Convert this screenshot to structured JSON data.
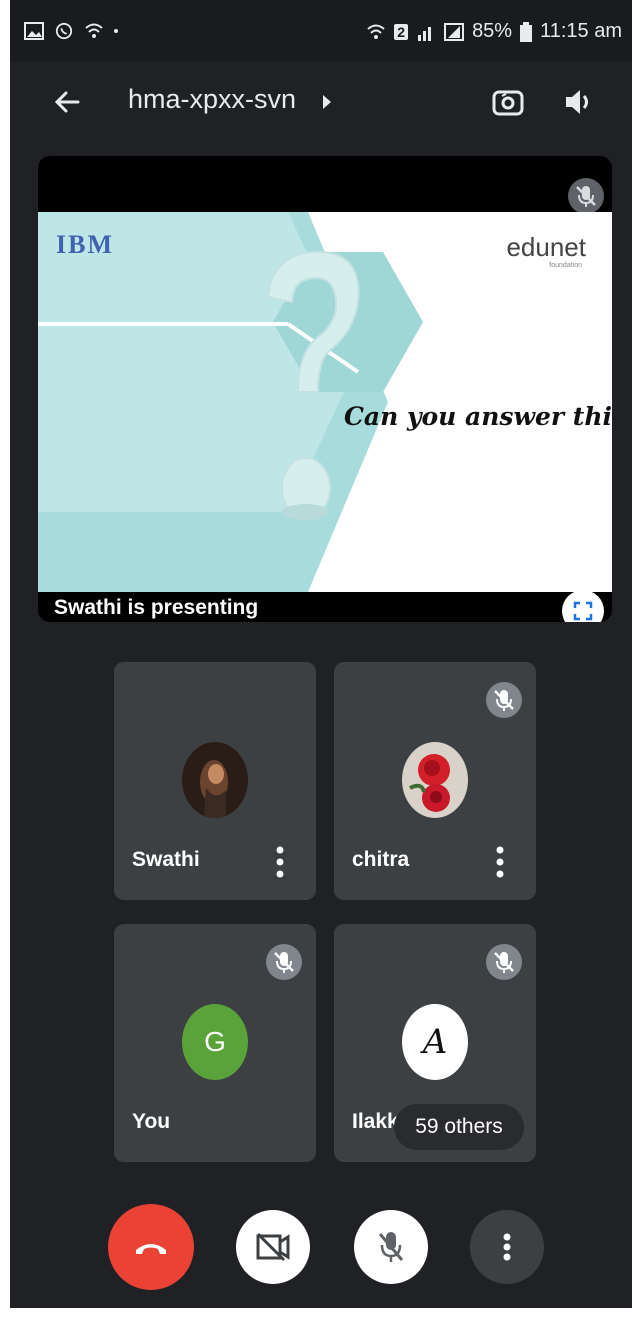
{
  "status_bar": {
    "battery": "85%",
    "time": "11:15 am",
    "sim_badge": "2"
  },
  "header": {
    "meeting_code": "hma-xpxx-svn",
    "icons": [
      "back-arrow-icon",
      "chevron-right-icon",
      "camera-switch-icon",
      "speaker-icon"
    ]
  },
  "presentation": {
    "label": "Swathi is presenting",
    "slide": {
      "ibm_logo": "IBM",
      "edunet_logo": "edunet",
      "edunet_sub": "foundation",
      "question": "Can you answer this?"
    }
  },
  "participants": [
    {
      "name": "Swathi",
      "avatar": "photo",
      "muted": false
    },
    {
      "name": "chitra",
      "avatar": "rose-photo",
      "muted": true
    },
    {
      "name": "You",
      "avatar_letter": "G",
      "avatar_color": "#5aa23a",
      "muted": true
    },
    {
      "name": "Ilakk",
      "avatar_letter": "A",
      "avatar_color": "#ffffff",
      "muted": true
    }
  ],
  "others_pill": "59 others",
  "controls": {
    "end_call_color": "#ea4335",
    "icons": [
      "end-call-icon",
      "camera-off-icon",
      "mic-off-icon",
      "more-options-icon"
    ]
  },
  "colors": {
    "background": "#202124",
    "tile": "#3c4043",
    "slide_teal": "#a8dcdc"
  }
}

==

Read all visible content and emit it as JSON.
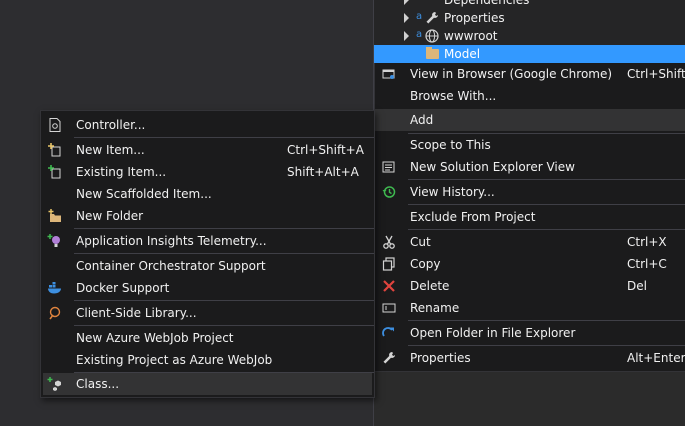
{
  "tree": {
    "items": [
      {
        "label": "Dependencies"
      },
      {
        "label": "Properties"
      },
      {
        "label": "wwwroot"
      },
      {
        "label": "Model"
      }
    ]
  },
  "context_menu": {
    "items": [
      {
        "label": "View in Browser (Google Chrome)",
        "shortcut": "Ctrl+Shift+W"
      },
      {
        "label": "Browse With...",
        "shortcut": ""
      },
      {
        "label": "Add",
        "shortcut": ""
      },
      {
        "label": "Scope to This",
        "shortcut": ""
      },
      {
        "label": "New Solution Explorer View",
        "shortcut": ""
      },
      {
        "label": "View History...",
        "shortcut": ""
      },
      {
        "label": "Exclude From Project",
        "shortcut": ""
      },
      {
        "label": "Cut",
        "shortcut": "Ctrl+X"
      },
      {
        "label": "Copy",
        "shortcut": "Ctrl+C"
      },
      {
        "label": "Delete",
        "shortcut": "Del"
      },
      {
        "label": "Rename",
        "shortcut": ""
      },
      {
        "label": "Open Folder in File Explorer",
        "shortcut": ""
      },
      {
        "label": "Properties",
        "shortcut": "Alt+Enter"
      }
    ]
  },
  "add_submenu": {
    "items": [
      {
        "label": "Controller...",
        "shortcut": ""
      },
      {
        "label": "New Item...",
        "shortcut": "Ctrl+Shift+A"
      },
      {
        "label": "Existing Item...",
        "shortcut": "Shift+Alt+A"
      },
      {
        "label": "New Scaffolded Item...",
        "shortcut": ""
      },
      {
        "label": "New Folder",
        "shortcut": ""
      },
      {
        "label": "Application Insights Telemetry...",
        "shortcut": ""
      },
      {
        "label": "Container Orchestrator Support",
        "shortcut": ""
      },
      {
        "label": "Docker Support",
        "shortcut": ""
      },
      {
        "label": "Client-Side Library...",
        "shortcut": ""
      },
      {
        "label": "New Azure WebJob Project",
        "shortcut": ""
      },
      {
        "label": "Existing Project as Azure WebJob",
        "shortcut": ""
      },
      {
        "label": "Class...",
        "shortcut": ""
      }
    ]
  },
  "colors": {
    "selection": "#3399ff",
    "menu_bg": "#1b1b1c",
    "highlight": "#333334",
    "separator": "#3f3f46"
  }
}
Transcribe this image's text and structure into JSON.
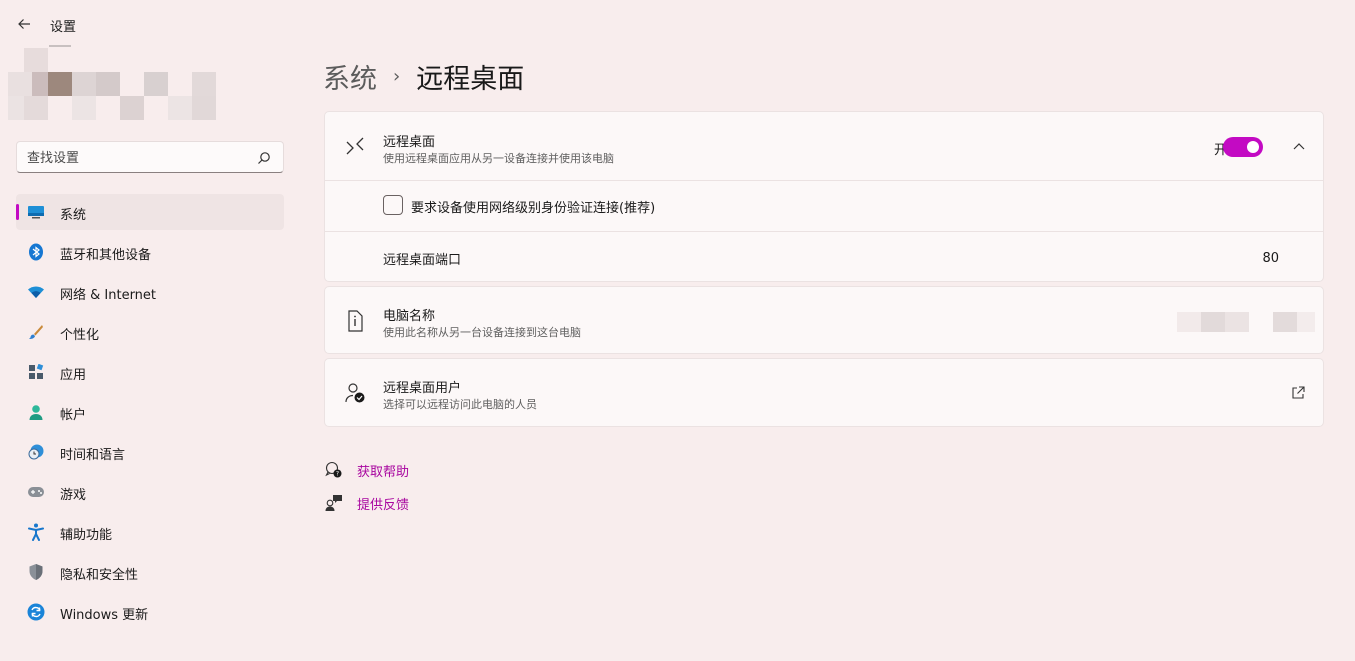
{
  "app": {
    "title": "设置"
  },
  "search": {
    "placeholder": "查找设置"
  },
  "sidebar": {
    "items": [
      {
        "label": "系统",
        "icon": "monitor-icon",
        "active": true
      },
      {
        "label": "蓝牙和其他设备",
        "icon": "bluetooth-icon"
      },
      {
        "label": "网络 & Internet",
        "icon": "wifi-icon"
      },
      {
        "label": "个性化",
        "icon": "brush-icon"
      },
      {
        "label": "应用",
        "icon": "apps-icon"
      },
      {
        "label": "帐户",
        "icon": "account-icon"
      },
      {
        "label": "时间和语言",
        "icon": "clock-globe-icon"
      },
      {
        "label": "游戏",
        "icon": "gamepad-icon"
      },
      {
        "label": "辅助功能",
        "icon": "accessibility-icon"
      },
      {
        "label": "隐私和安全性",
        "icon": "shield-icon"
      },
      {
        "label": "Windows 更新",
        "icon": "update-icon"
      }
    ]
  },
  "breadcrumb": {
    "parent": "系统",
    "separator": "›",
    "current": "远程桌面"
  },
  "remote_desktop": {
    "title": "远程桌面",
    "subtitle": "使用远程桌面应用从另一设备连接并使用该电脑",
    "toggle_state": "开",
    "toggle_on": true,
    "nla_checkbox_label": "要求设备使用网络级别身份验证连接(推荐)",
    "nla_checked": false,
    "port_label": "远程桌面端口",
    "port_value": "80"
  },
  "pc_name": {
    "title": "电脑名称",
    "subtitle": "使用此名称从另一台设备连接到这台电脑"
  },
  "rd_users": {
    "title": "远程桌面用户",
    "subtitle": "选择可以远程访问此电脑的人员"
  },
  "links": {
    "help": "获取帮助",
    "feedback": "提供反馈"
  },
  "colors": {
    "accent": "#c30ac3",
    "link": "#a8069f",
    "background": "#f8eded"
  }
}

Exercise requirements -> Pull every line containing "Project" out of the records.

Answer to this task ->
        "label": "Exclude From Project",
        "label": "New Azure WebJob Project",
        "label": "Existing Project as Azure WebJob",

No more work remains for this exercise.